pin layout

The blue lines here indicate where I’ve shorted the connections to ground, and the red dotted lines is where I’ve shorted the connections to the power line.  In a future version I might leave the LED power separate, and power that separately, bypassing the arduino regulator.  The LEDs draw 100mA at 3.3V.

Here’s the final soldered product:

At this stage, I wrapped the board in salotape to provide a small amount of strength and to avoid any short circuits when placing other boards on top.


In the first iteration of this, I used a 5V Arduino Nano running at 16Mhz, even though the display is supposed to accept only 3.3V logic and power.  I looked carefully at the display specifications, and it did appear that it should tolerate 5V.  However the result was that the display contrast was wrong.  So I switched to a 3.3V Arduino Pro Mini, running at 8 Mhz.

To make it possible to program the Arduino, I cut 6 female dupont leads and soldered them to the FTDI header.  This allows me to program the Arduino even when the phone is assembled.

Next I connected up the wires to the arduino pins as marked in the diagram (SCLK=pin2, SDIN=pin5, D/C=pin3, Res=pin4).  Optionally the backlight can be connected to pin6, but I hardwired it to power.


In the first iteration of this, I then added an arduino and powered the arduino directly from the 7.9V input.  However the arduino’s has a linear regulator, meaning that it was producing (7.9V – 3.3V) * 100mA = 0.5 Watts of heat.  I thought that this would be tolerable, but it got a bit too warm for my liking inside the case.  So I added a switching regulator to convert 7.9V down to 3.6V, which I then fed to the arduino’s linear regulator.

Top half of the bottom board

Finally, I added the top half of the original board, simply so that the original antenna poked through.
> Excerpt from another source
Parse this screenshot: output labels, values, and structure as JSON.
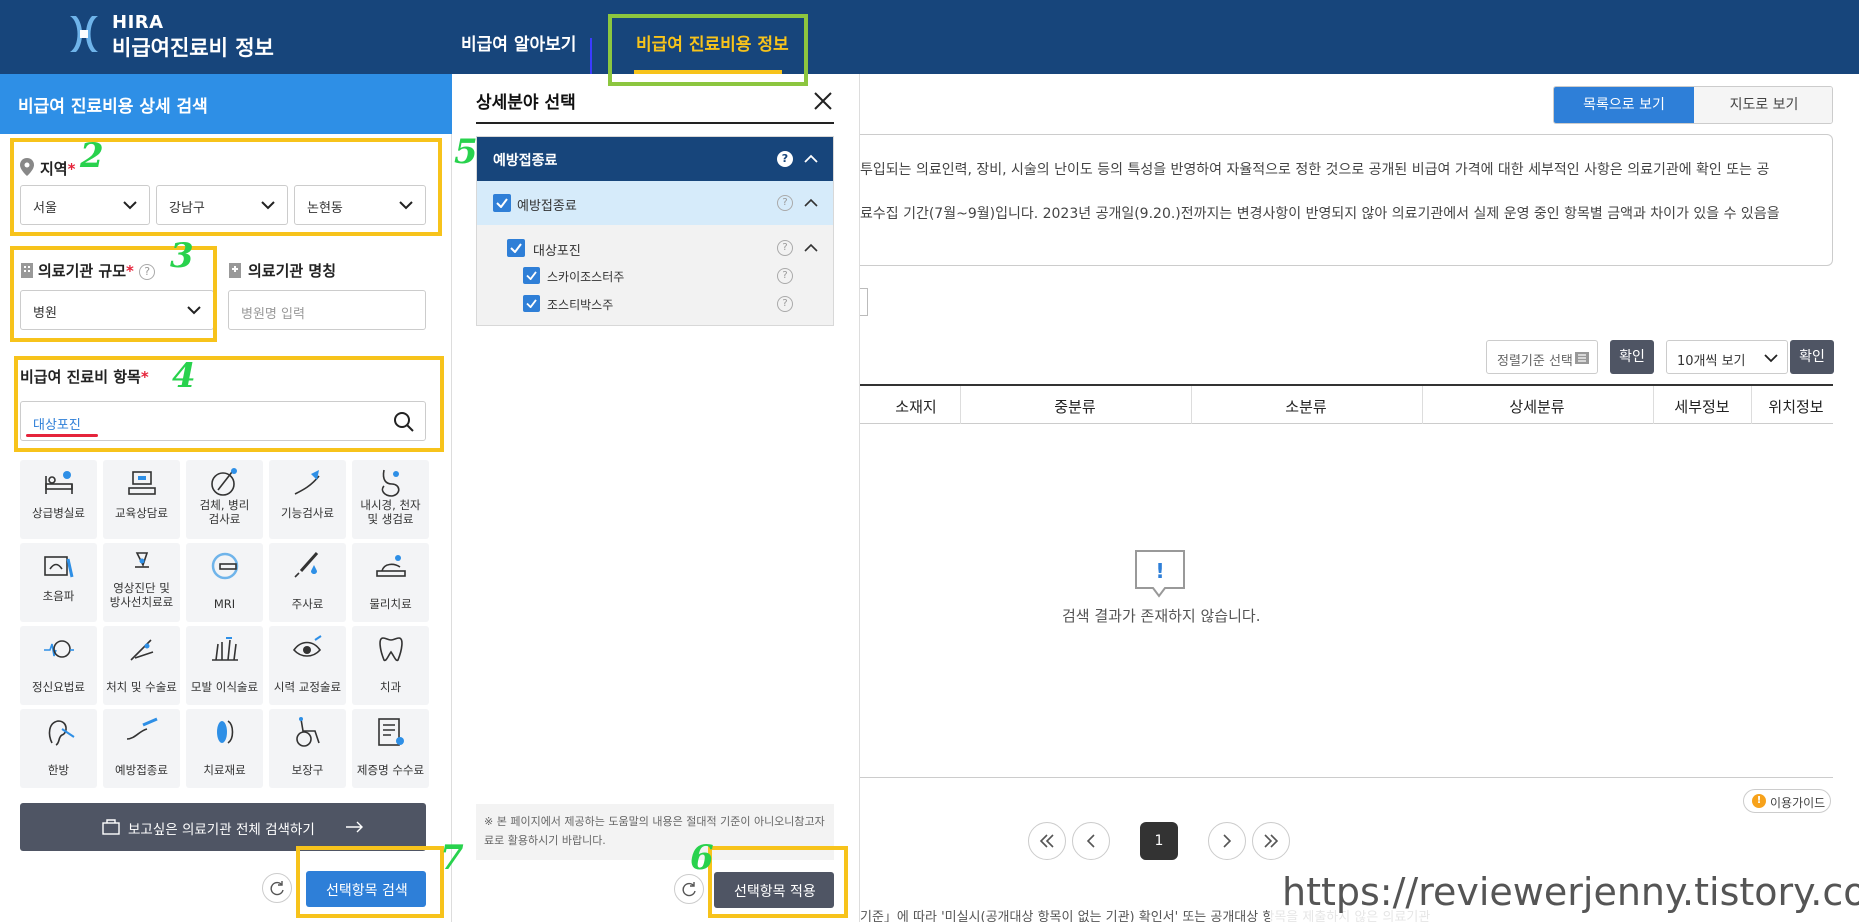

Now the case can be screwed on, and we can start to program it by plugging in an FTDI usb connector:

Next up – Programming it!